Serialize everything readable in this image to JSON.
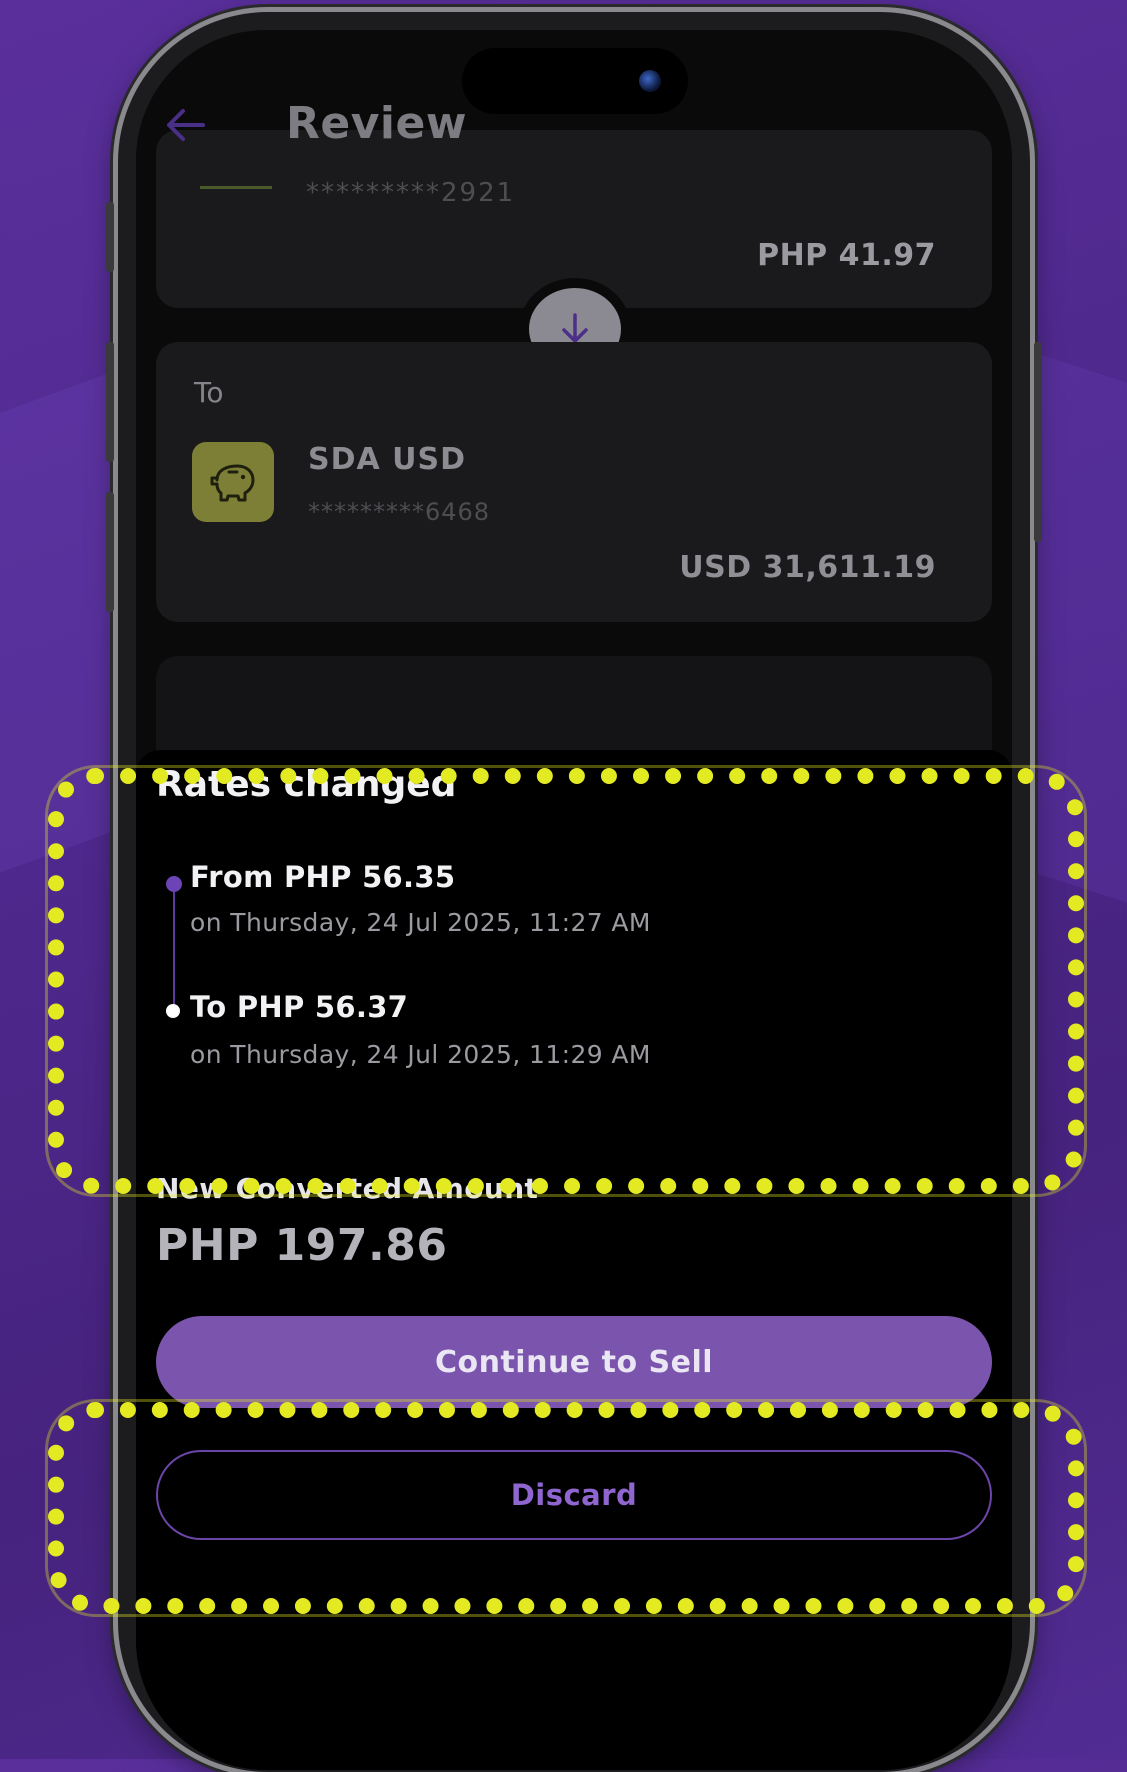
{
  "header": {
    "title": "Review"
  },
  "from_card": {
    "masked_number": "*********2921",
    "balance": "PHP 41.97"
  },
  "to_card": {
    "label": "To",
    "account_name": "SDA USD",
    "masked_number": "*********6468",
    "balance": "USD 31,611.19"
  },
  "rates": {
    "title": "Rates changed",
    "from_text": "From PHP 56.35",
    "from_date": "on Thursday, 24 Jul 2025, 11:27 AM",
    "to_text": "To PHP 56.37",
    "to_date": "on Thursday, 24 Jul 2025, 11:29 AM"
  },
  "converted": {
    "label": "New Converted Amount",
    "value": "PHP 197.86"
  },
  "actions": {
    "continue_label": "Continue to Sell",
    "discard_label": "Discard"
  },
  "colors": {
    "background": "#4d278a",
    "accent_purple": "#7b55ad",
    "highlight_yellow": "#e4ea22",
    "account_icon_bg": "#7d7f37"
  },
  "icons": {
    "back": "arrow-left-icon",
    "swap": "arrow-down-icon",
    "account": "piggy-bank-icon"
  }
}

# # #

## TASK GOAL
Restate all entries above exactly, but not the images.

## ANSWER TO THIS EXERCISE
Serialize everything readable in this image to JSON.
{
  "header": {
    "title": "Review"
  },
  "from_card": {
    "masked_number": "*********2921",
    "balance": "PHP 41.97"
  },
  "to_card": {
    "label": "To",
    "account_name": "SDA USD",
    "masked_number": "*********6468",
    "balance": "USD 31,611.19"
  },
  "rates": {
    "title": "Rates changed",
    "from_text": "From PHP 56.35",
    "from_date": "on Thursday, 24 Jul 2025, 11:27 AM",
    "to_text": "To PHP 56.37",
    "to_date": "on Thursday, 24 Jul 2025, 11:29 AM"
  },
  "converted": {
    "label": "New Converted Amount",
    "value": "PHP 197.86"
  },
  "actions": {
    "continue_label": "Continue to Sell",
    "discard_label": "Discard"
  },
  "colors": {
    "background": "#4d278a",
    "accent_purple": "#7b55ad",
    "highlight_yellow": "#e4ea22",
    "account_icon_bg": "#7d7f37"
  },
  "icons": {
    "back": "arrow-left-icon",
    "swap": "arrow-down-icon",
    "account": "piggy-bank-icon"
  }
}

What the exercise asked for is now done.